What you need to do: Filter this listing down to the lines that contain the word "notified", and copy them.

Data for this task:

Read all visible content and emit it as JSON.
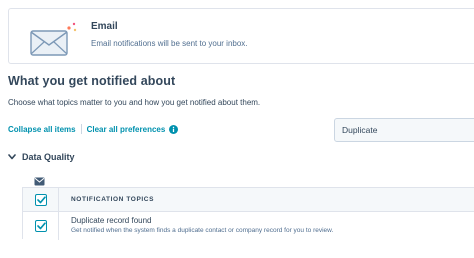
{
  "email_card": {
    "title": "Email",
    "description": "Email notifications will be sent to your inbox.",
    "icon": "envelope-icon"
  },
  "section": {
    "heading": "What you get notified about",
    "subtitle": "Choose what topics matter to you and how you get notified about them."
  },
  "actions": {
    "collapse_all": "Collapse all items",
    "clear_all": "Clear all preferences",
    "info_icon": "info-icon"
  },
  "search": {
    "value": "Duplicate"
  },
  "group": {
    "name": "Data Quality",
    "expanded": true,
    "channel_icon": "email-channel-icon"
  },
  "table": {
    "header": "NOTIFICATION TOPICS",
    "header_checked": true,
    "rows": [
      {
        "title": "Duplicate record found",
        "description": "Get notified when the system finds a duplicate contact or company record for you to review.",
        "checked": true
      }
    ]
  },
  "colors": {
    "accent": "#0091ae",
    "text": "#33475b",
    "muted": "#516f90",
    "border": "#dfe3eb",
    "sparkle_orange": "#ff7a59",
    "sparkle_pink": "#f2547d",
    "sparkle_yellow": "#f5c26b"
  }
}
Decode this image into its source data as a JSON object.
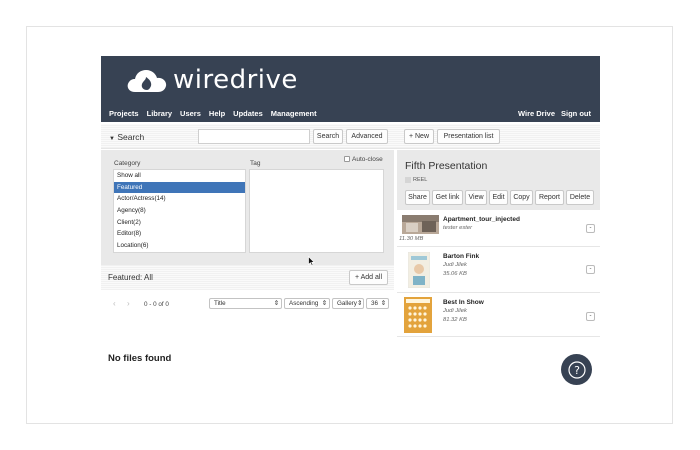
{
  "header": {
    "logo_text": "wiredrive",
    "nav": [
      "Projects",
      "Library",
      "Users",
      "Help",
      "Updates",
      "Management"
    ],
    "nav_right": [
      "Wire Drive",
      "Sign out"
    ]
  },
  "toolbar": {
    "search_toggle": "Search",
    "search_value": "",
    "search_button": "Search",
    "advanced_button": "Advanced",
    "new_button": "+ New",
    "presentation_list_button": "Presentation list"
  },
  "filters": {
    "category_label": "Category",
    "tag_label": "Tag",
    "auto_close_label": "Auto-close",
    "categories": [
      {
        "label": "Show all",
        "selected": false
      },
      {
        "label": "Featured",
        "selected": true
      },
      {
        "label": "Actor/Actress(14)",
        "selected": false
      },
      {
        "label": "Agency(8)",
        "selected": false
      },
      {
        "label": "Client(2)",
        "selected": false
      },
      {
        "label": "Editor(8)",
        "selected": false
      },
      {
        "label": "Location(6)",
        "selected": false
      }
    ]
  },
  "featured": {
    "label": "Featured: All",
    "add_all": "+ Add all"
  },
  "pager": {
    "range": "0 - 0 of 0",
    "sort_field": "Title",
    "sort_order": "Ascending",
    "view": "Gallery",
    "per_page": "36"
  },
  "empty_state": "No files found",
  "presentation": {
    "title": "Fifth Presentation",
    "tag": "REEL",
    "actions": [
      "Share",
      "Get link",
      "View",
      "Edit",
      "Copy",
      "Report",
      "Delete"
    ],
    "files": [
      {
        "name": "Apartment_tour_injected",
        "author": "tester ester",
        "size": "11.30 MB"
      },
      {
        "name": "Barton Fink",
        "author": "Judi Jilek",
        "size": "35.06 KB"
      },
      {
        "name": "Best In Show",
        "author": "Judi Jilek",
        "size": "81.32 KB"
      }
    ],
    "row_action": "-"
  },
  "colors": {
    "header_bg": "#374253",
    "selected_bg": "#3f75b8",
    "panel_bg": "#e9e9e9"
  }
}
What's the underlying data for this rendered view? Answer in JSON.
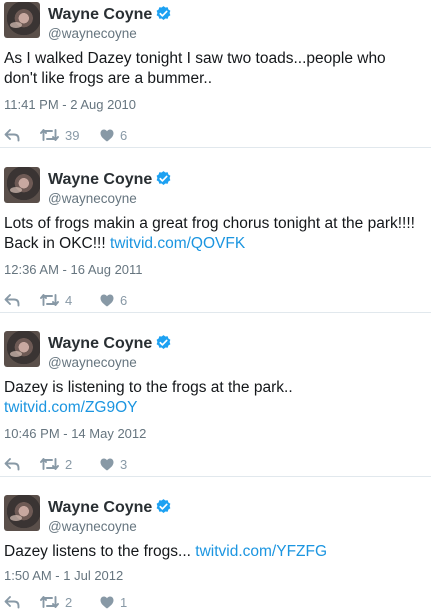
{
  "colors": {
    "link": "#1b95e0",
    "verified": "#1da1f2",
    "meta": "#66757f",
    "icon": "#8899a6",
    "divider": "#e1e8ed"
  },
  "icons": [
    "avatar",
    "verified-badge-icon",
    "reply-icon",
    "retweet-icon",
    "heart-icon"
  ],
  "tweets": [
    {
      "name": "Wayne Coyne",
      "handle": "@waynecoyne",
      "line1": "As I walked Dazey tonight I saw two toads...people who",
      "line2": "don't like frogs are a bummer..",
      "link": "",
      "time": "11:41 PM - 2 Aug 2010",
      "retweets": "39",
      "likes": "6"
    },
    {
      "name": "Wayne Coyne",
      "handle": "@waynecoyne",
      "line1": "Lots of frogs makin a great frog chorus tonight at the park!!!!",
      "line2": "Back in OKC!!! ",
      "link": "twitvid.com/QOVFK",
      "time": "12:36 AM - 16 Aug 2011",
      "retweets": "4",
      "likes": "6"
    },
    {
      "name": "Wayne Coyne",
      "handle": "@waynecoyne",
      "line1": "Dazey is listening to the frogs at the park..",
      "line2": "",
      "link": "twitvid.com/ZG9OY",
      "time": "10:46 PM - 14 May 2012",
      "retweets": "2",
      "likes": "3"
    },
    {
      "name": "Wayne Coyne",
      "handle": "@waynecoyne",
      "line1": "Dazey listens to the frogs... ",
      "line2": "",
      "link": "twitvid.com/YFZFG",
      "time": "1:50 AM - 1 Jul 2012",
      "retweets": "2",
      "likes": "1"
    }
  ]
}
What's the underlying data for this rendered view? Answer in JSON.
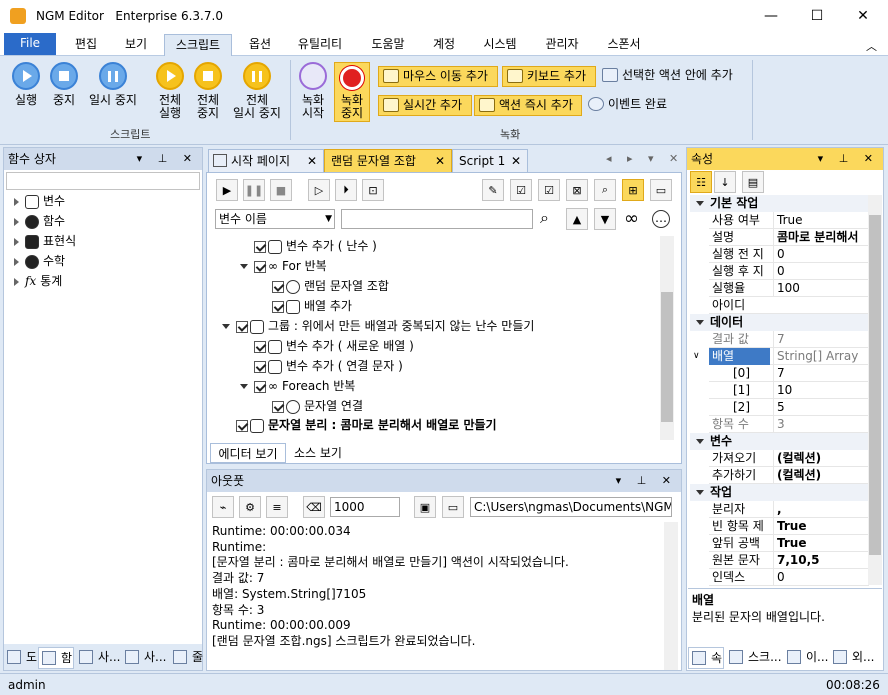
{
  "window": {
    "title": "NGM Editor",
    "edition": "Enterprise 6.3.7.0",
    "minimize": "—",
    "maximize": "☐",
    "close": "✕"
  },
  "menu_tabs": [
    "File",
    "편집",
    "보기",
    "스크립트",
    "옵션",
    "유틸리티",
    "도움말",
    "계정",
    "시스템",
    "관리자",
    "스폰서"
  ],
  "ribbon": {
    "run": "실행",
    "stop": "중지",
    "pause": "일시 중지",
    "run_all_1": "전체",
    "run_all_2": "실행",
    "stop_all_1": "전체",
    "stop_all_2": "중지",
    "pause_all_1": "전체",
    "pause_all_2": "일시 중지",
    "record_start_1": "녹화",
    "record_start_2": "시작",
    "record_stop_1": "녹화",
    "record_stop_2": "중지",
    "add_mouse_move": "마우스 이동 추가",
    "add_keyboard": "키보드 추가",
    "add_inside_action": "선택한 액션 안에 추가",
    "add_realtime": "실시간 추가",
    "add_action_immediate": "액션 즉시 추가",
    "event_complete": "이벤트 완료",
    "group_script": "스크립트",
    "group_record": "녹화"
  },
  "func_box": {
    "title": "함수 상자",
    "items": [
      "변수",
      "함수",
      "표현식",
      "수학",
      "통계"
    ]
  },
  "doc_tabs": {
    "start_page": "시작 페이지",
    "random_string": "랜덤 문자열 조합",
    "script1": "Script 1"
  },
  "editor": {
    "var_name": "변수 이름",
    "rows": [
      "변수 추가 ( 난수 )",
      "For 반복",
      "랜덤 문자열 조합",
      "배열 추가",
      "그룹 : 위에서 만든 배열과 중복되지 않는 난수 만들기",
      "변수 추가 ( 새로운 배열 )",
      "변수 추가 ( 연결 문자 )",
      "Foreach 반복",
      "문자열 연결",
      "문자열 분리 : 콤마로 분리해서 배열로 만들기"
    ],
    "view_editor": "에디터 보기",
    "view_source": "소스 보기"
  },
  "output": {
    "title": "아웃풋",
    "count": "1000",
    "path": "C:\\Users\\ngmas\\Documents\\NGM6\\",
    "lines": [
      "Runtime: 00:00:00.034",
      "Runtime:",
      "[문자열 분리 : 콤마로 분리해서 배열로 만들기] 액션이 시작되었습니다.",
      "결과 값: 7",
      "배열: System.String[]7105",
      "항목 수: 3",
      "Runtime: 00:00:00.009",
      "[랜덤 문자열 조합.ngs] 스크립트가 완료되었습니다."
    ]
  },
  "properties": {
    "title": "속성",
    "cat_basic": "기본 작업",
    "basic": [
      {
        "name": "사용 여부",
        "value": "True"
      },
      {
        "name": "설명",
        "value": "콤마로 분리해서"
      },
      {
        "name": "실행 전 지",
        "value": "0"
      },
      {
        "name": "실행 후 지",
        "value": "0"
      },
      {
        "name": "실행율",
        "value": "100"
      },
      {
        "name": "아이디",
        "value": ""
      }
    ],
    "cat_data": "데이터",
    "data": [
      {
        "name": "결과 값",
        "value": "7"
      },
      {
        "name": "배열",
        "value": "String[] Array"
      },
      {
        "name": "[0]",
        "value": "7"
      },
      {
        "name": "[1]",
        "value": "10"
      },
      {
        "name": "[2]",
        "value": "5"
      },
      {
        "name": "항목 수",
        "value": "3"
      }
    ],
    "cat_var": "변수",
    "var": [
      {
        "name": "가져오기",
        "value": "(컬렉션)"
      },
      {
        "name": "추가하기",
        "value": "(컬렉션)"
      }
    ],
    "cat_work": "작업",
    "work": [
      {
        "name": "분리자",
        "value": ","
      },
      {
        "name": "빈 항목 제",
        "value": "True"
      },
      {
        "name": "앞뒤 공백",
        "value": "True"
      },
      {
        "name": "원본 문자",
        "value": "7,10,5"
      },
      {
        "name": "인덱스",
        "value": "0"
      }
    ],
    "desc_title": "배열",
    "desc_text": "분리된 문자의 배열입니다."
  },
  "bottom_tabs_left": [
    "도",
    "함",
    "사...",
    "사...",
    "줄"
  ],
  "bottom_tabs_right": [
    "속",
    "스크...",
    "이...",
    "외..."
  ],
  "status": {
    "user": "admin",
    "time": "00:08:26"
  }
}
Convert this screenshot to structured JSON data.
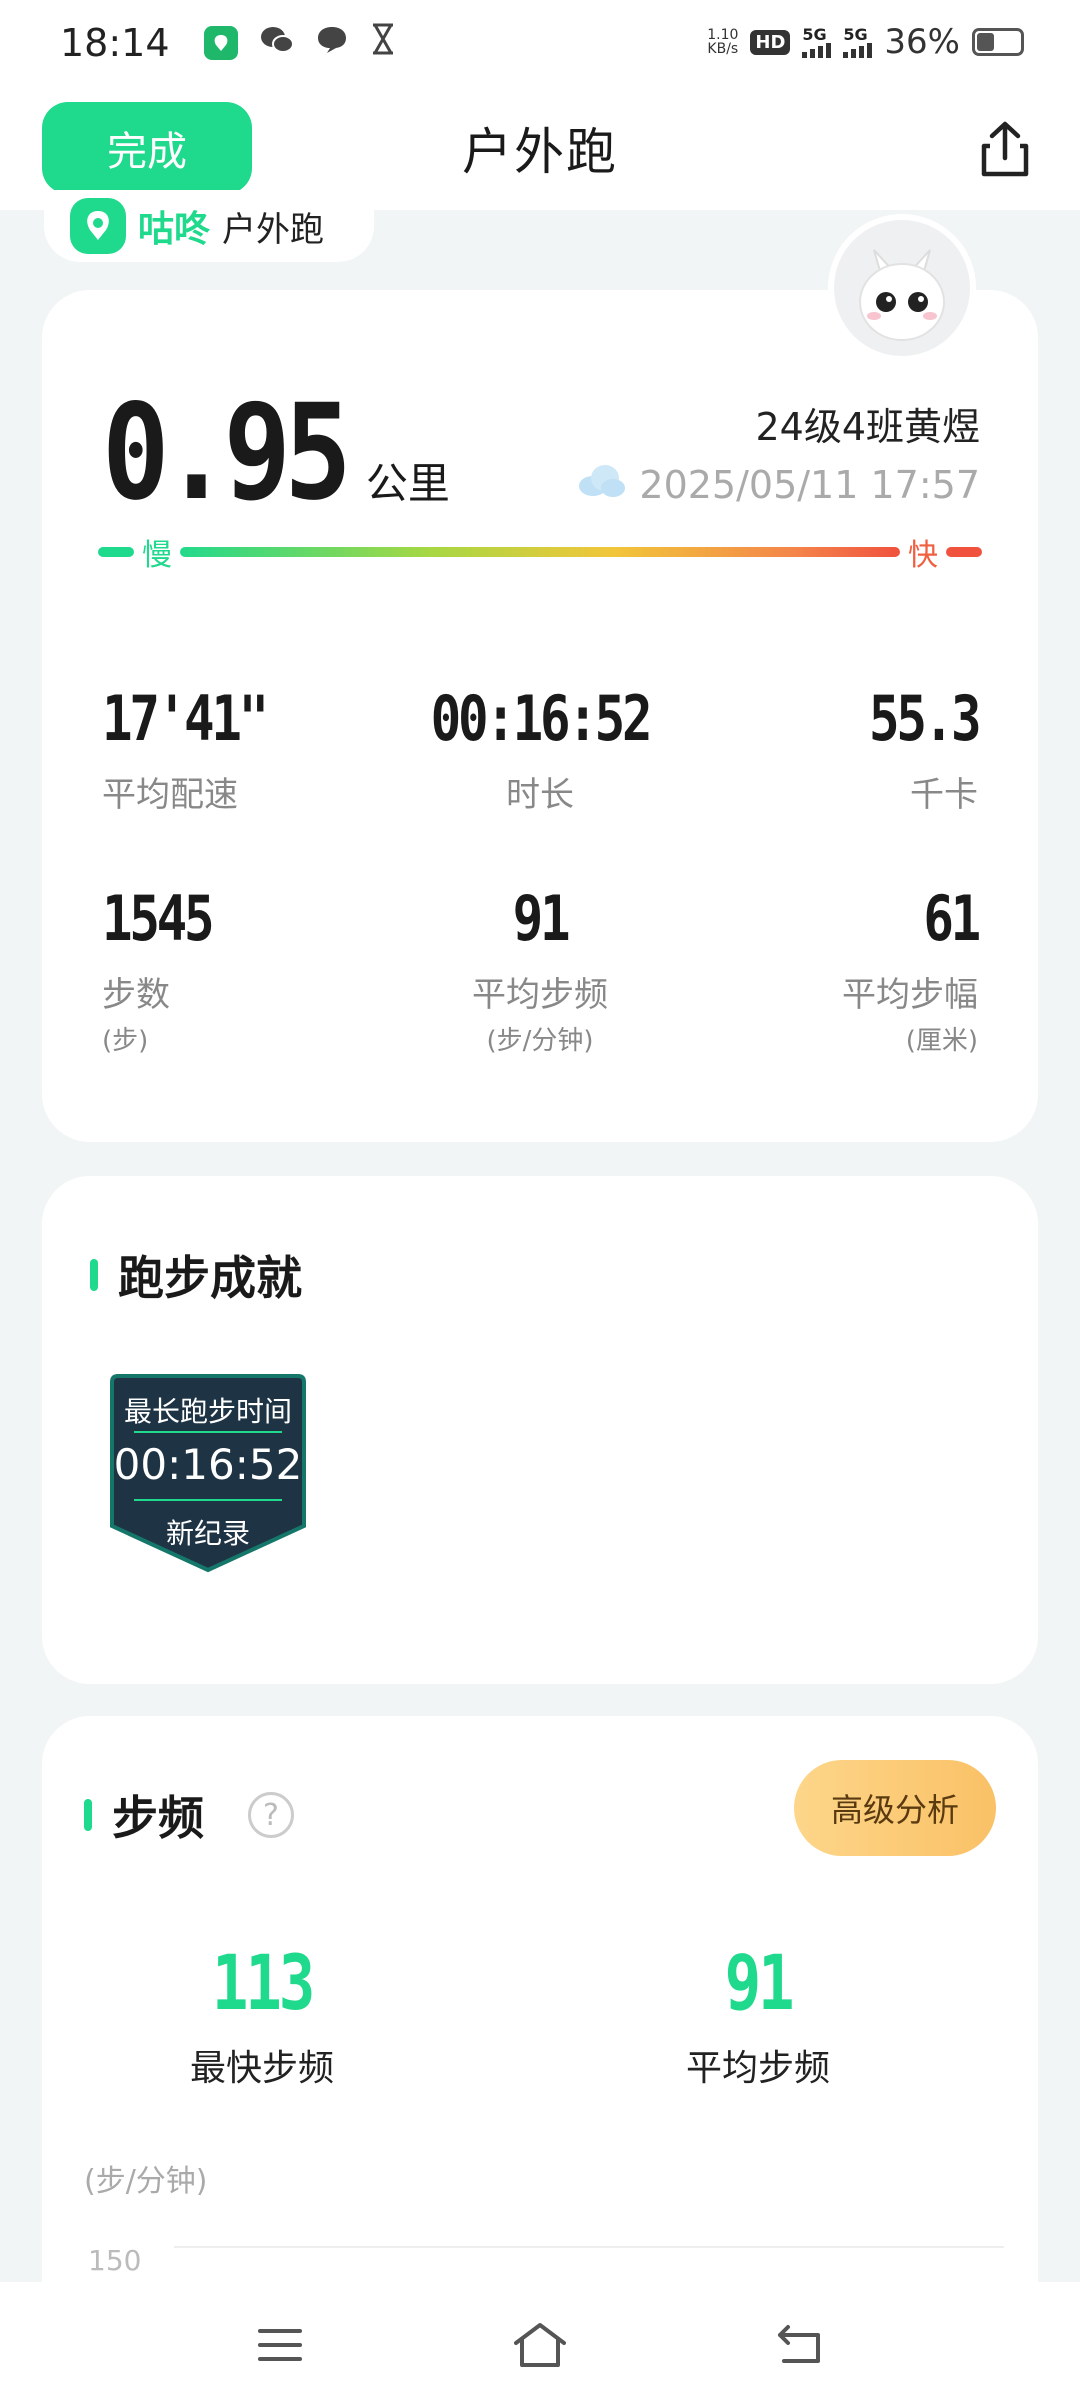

Solution to this task:
    "heading": "What you get notified about",
    "subtitle": "Choose what topics matter to you and how you get notified about them."
        "description": "Get notified when the system finds a duplicate contact or company record for you to review.",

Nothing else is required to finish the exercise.